Gilbert Chikli was rolling in money, stolen from some of the world's biggest corporations. His targets: Accenture. Disney. American Express. In less than two years, he made off with at least 6.1 million euros from France alone.
But he had a problem. He couldn't spend the money. A tangle of banking rules designed to stop con men like him stood between Chikli and his cash. He needed to find a weak link in the global financial system, a place to make his stolen money appear legitimate. He found it in China.
"China has become a universal, international gateway for all manner of scams," he said in an interview with The Associated Press. "Because China today is a world power, because it doesn't care about neighboring countries, and because, overall, China is flipping off other countries in a big way."
A visionary con man, Chikli realized early on — around 2000, the year before China joined the World Trade Organization — the potential that lay in the shadows of China's rise, its entrenched corruption and informal banking channels that date back over 1,000 years.
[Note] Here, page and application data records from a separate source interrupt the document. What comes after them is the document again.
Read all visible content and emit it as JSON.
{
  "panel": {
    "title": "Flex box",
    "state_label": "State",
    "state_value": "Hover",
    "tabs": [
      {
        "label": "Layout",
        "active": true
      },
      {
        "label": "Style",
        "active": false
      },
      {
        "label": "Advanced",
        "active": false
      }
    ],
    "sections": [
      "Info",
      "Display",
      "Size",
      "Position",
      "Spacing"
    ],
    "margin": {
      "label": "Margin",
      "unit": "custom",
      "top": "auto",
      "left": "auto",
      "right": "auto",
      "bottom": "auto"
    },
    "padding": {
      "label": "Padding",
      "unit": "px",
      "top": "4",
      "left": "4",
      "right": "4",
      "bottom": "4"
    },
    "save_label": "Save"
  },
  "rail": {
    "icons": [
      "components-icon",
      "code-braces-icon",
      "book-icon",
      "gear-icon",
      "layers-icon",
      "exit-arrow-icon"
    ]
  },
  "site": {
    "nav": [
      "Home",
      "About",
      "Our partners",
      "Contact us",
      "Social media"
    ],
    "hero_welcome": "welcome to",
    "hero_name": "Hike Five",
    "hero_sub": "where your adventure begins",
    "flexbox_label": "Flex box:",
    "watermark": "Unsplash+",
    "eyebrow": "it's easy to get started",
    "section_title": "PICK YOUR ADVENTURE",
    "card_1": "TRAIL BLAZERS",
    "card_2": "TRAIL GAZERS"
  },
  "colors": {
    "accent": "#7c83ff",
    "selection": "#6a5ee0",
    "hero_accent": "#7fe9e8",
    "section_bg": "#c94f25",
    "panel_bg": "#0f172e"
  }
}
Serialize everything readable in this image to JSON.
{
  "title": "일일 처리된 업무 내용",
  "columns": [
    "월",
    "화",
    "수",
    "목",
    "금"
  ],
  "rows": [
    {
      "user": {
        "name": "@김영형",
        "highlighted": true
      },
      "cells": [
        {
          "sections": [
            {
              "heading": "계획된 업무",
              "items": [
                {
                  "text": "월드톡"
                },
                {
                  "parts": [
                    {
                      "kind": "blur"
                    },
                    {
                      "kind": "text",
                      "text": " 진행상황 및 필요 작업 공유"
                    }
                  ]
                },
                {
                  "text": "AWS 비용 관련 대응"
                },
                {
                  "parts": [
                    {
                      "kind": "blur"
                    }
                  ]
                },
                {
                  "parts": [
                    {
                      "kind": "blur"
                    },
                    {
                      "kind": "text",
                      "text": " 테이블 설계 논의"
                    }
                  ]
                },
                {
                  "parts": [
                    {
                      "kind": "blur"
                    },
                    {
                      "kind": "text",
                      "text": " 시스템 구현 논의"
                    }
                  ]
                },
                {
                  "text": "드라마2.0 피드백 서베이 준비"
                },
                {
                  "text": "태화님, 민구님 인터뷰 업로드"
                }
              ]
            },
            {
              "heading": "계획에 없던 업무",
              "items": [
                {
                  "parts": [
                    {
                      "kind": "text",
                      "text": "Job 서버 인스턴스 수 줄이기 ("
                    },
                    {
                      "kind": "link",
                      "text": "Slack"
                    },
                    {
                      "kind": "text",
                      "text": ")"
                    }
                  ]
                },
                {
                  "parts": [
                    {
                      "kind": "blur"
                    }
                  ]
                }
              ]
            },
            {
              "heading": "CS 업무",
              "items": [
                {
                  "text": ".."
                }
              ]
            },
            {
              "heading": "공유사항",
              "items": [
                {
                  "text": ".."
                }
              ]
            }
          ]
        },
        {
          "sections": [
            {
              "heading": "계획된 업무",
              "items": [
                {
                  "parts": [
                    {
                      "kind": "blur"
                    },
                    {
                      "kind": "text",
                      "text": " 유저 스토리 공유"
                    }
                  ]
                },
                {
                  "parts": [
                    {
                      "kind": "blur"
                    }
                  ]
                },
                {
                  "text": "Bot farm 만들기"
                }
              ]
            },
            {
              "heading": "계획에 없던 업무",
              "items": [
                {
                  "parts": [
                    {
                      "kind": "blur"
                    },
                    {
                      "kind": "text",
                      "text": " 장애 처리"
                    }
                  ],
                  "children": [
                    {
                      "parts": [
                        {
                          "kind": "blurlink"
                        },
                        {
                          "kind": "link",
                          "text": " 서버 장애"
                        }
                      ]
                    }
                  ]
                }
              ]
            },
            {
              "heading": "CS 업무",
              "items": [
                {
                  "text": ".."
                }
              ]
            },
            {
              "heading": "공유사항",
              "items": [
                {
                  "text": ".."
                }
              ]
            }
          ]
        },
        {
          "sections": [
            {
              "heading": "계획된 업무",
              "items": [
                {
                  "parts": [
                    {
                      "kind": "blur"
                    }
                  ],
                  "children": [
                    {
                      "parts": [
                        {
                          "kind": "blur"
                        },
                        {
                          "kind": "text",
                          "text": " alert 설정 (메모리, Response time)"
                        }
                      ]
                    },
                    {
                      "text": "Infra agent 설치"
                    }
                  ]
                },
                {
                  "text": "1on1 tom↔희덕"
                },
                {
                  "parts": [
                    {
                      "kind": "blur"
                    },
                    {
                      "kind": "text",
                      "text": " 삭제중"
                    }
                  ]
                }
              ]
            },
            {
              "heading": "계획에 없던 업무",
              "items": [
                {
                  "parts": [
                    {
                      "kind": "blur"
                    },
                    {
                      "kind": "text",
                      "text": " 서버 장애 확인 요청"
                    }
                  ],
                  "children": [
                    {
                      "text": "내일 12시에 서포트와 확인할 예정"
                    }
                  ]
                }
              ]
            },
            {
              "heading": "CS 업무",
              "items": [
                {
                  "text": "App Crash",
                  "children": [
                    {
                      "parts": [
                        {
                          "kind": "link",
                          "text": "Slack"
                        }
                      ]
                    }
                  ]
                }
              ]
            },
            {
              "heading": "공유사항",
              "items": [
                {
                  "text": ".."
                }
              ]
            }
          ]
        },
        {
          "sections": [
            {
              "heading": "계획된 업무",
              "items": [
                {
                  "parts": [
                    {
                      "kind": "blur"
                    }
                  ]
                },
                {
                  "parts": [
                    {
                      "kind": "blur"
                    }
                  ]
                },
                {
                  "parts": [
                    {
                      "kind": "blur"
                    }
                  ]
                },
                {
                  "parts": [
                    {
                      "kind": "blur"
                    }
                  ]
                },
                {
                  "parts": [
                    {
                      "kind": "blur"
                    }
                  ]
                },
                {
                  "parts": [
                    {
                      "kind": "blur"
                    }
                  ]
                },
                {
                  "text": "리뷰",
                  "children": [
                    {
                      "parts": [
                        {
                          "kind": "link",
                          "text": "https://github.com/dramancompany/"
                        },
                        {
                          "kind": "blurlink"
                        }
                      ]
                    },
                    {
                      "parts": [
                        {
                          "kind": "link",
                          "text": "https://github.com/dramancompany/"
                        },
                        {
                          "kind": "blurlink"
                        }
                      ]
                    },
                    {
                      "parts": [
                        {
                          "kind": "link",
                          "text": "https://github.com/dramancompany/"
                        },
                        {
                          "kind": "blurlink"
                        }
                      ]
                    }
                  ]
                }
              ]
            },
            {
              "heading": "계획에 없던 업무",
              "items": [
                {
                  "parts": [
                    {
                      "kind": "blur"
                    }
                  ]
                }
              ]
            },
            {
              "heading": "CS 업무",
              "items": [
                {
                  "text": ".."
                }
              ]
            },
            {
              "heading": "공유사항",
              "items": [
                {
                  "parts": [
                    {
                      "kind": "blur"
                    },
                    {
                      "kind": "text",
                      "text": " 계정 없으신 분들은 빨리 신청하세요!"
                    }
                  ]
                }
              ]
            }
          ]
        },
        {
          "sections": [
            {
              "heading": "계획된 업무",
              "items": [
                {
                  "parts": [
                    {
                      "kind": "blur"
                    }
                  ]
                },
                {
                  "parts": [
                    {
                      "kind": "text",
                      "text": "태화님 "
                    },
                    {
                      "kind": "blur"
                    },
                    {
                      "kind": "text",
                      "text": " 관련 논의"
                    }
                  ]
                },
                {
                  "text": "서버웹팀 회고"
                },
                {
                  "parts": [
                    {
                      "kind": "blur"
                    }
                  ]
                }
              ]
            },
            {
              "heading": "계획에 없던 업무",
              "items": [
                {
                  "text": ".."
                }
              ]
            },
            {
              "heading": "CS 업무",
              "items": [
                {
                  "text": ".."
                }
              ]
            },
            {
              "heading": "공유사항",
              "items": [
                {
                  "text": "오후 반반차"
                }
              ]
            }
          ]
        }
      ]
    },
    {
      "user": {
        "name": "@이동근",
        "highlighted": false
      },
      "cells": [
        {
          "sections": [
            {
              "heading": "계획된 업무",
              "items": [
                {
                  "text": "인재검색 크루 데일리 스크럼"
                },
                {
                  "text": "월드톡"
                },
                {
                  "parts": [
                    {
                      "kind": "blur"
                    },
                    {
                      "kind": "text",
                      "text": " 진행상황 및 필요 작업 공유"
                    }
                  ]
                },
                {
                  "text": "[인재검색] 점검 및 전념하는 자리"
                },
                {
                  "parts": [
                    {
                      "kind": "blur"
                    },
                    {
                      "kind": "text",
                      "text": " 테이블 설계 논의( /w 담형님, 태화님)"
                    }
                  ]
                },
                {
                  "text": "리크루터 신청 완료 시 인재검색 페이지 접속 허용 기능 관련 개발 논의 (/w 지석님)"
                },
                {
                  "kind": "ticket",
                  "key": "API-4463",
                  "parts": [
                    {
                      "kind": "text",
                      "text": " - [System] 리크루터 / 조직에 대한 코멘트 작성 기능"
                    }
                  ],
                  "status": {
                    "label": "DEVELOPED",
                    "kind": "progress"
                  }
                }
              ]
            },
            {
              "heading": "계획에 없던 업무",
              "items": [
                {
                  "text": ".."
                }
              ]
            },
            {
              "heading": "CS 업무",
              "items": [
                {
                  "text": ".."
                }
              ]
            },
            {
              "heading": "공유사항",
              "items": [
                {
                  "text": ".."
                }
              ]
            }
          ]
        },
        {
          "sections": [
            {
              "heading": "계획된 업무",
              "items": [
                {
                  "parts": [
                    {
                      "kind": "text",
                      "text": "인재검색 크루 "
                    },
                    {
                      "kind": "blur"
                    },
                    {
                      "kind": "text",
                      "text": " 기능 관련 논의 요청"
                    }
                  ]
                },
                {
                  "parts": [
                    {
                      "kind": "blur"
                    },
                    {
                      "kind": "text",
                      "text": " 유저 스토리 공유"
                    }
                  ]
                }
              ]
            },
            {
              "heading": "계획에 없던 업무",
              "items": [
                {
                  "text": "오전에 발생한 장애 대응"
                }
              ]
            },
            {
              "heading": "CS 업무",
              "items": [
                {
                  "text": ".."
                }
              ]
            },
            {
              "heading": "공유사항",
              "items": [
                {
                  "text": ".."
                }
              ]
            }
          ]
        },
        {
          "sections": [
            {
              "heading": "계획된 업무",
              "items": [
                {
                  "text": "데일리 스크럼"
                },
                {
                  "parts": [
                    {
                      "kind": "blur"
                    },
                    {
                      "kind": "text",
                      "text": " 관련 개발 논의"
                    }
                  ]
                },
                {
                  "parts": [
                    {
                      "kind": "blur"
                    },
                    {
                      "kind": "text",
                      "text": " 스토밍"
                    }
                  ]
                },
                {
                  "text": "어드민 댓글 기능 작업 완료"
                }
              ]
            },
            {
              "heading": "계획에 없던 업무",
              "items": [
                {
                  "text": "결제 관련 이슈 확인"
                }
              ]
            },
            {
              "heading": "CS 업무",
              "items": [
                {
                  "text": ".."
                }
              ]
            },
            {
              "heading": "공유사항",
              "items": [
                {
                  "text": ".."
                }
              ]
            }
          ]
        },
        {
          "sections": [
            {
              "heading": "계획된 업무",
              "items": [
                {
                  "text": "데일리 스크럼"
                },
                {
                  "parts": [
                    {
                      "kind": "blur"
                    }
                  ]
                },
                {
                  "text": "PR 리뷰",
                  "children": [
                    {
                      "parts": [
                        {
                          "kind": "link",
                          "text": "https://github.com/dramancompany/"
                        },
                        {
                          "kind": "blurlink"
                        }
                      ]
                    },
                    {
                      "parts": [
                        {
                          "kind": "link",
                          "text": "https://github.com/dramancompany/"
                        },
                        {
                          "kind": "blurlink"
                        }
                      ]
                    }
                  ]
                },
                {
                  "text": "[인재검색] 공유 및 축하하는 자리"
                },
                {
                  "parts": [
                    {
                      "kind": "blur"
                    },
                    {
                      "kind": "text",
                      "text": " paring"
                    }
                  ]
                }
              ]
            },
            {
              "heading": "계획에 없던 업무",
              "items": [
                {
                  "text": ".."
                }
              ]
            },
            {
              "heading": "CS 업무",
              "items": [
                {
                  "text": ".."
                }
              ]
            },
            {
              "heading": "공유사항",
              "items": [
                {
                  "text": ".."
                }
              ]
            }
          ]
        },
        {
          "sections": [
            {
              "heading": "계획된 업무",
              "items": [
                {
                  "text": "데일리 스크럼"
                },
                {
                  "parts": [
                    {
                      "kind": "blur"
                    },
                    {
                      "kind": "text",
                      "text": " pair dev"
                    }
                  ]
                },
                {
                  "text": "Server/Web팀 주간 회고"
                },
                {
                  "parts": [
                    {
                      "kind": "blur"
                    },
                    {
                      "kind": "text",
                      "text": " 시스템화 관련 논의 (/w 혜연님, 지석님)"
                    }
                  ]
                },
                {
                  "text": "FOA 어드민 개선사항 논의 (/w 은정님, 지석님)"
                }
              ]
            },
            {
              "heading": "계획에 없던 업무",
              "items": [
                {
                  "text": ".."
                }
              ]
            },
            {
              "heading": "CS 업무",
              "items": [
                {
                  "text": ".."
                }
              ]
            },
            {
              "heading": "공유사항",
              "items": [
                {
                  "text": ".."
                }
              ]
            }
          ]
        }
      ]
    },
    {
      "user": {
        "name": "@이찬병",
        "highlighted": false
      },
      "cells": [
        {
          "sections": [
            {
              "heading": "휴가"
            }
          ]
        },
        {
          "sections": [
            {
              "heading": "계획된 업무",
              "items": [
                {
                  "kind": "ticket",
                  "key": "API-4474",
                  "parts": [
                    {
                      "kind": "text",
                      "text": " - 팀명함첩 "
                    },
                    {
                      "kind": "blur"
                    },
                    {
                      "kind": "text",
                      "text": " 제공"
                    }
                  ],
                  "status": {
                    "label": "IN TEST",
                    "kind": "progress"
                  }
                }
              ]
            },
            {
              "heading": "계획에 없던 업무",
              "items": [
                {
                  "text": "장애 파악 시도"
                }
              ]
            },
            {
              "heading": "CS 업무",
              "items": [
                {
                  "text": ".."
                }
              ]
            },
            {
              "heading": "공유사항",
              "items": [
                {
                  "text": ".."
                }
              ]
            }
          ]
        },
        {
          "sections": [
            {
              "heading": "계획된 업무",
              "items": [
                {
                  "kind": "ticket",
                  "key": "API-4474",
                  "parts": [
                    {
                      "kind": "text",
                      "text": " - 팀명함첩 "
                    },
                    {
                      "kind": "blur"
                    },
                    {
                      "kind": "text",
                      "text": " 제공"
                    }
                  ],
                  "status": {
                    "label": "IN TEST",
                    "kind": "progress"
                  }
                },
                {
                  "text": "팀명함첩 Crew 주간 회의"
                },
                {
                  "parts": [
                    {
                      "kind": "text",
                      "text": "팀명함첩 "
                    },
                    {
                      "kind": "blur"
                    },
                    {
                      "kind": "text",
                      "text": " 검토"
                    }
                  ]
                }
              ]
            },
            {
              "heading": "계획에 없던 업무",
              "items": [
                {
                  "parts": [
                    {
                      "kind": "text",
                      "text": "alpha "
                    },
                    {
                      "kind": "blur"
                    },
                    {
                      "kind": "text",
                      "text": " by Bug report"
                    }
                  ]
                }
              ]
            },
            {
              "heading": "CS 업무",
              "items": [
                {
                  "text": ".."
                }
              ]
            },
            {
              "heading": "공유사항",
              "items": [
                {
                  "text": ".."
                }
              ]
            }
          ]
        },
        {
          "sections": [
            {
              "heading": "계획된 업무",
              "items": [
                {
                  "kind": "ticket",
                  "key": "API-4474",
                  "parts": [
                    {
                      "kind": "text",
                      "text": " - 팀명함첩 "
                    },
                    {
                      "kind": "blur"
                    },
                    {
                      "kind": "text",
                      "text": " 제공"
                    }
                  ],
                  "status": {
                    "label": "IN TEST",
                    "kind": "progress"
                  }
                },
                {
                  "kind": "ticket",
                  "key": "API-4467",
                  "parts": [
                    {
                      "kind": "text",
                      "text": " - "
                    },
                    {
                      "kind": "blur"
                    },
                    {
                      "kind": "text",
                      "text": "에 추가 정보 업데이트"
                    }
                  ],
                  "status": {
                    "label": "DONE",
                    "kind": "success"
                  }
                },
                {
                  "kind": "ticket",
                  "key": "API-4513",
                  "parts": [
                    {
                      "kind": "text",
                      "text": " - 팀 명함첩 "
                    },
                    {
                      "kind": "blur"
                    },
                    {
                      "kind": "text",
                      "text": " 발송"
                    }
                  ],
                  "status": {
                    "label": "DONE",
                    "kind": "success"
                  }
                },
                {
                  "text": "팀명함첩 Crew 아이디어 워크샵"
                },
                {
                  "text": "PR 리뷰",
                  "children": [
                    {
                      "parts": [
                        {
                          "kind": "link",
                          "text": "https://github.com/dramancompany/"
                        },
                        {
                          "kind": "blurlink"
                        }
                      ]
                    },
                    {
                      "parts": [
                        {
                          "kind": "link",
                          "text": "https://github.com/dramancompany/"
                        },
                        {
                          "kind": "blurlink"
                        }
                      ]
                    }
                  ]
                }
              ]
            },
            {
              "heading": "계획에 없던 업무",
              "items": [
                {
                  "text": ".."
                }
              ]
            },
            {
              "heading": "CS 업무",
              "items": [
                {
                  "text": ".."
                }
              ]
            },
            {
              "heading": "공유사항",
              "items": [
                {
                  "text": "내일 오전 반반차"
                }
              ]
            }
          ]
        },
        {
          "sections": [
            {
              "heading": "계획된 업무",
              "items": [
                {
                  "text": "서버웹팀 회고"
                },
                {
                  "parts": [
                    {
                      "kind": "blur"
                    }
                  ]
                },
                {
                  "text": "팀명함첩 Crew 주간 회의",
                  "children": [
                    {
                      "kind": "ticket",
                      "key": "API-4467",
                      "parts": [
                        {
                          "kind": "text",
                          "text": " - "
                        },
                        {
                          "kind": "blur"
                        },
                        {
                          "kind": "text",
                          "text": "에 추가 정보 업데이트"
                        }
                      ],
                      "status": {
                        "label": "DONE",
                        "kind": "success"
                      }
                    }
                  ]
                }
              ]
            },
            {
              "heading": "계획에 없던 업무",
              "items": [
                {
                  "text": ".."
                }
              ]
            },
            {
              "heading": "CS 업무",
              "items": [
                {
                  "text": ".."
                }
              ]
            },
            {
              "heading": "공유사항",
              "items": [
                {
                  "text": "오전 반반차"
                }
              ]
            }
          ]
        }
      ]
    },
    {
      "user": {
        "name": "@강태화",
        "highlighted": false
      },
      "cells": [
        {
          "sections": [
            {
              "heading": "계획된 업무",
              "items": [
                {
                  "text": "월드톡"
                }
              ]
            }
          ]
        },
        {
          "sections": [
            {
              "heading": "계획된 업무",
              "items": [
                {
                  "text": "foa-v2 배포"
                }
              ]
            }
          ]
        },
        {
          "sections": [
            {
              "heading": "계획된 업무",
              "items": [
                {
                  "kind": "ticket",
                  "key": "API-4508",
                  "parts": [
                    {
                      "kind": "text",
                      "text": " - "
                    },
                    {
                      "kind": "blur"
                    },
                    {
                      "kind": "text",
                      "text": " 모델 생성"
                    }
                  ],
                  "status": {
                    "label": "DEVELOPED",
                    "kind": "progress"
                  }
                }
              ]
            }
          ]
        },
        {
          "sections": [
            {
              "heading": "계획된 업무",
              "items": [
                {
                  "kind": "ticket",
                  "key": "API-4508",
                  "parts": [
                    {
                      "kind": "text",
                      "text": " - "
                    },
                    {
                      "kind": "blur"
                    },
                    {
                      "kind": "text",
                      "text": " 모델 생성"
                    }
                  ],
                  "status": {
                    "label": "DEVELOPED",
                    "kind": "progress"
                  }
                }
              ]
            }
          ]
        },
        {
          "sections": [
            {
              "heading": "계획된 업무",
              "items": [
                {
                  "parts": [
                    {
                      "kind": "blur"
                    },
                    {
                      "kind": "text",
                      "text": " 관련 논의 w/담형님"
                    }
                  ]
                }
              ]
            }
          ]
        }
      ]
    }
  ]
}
The French-Israeli man told the AP he laundered 90 percent of his money through China and Hong Kong, slipping it into the region's great tides of legitimate trade and finance. Today, he is in good company.
Criminals around the world have discovered that a good way to liberate their dirty money is to send it to China, which is emerging as an international hub for money laundering, an AP investigation has found. Gangs from Israel and Spain, North African cannabis dealers and cartels from Mexico and Colombia are among those using China as a haven where they can safely hide money, clean it, and pump it back into the global financial system, according to police officials, European and U.S. court records and intelligence documents reviewed by the AP.
He looks at Cadbury Creme Eggs. And gold. And Germany. There is a link. Or links. Maybe. John Oliver's piece on Donald Drumpf's 'beautiful wall' is also an excellent watch.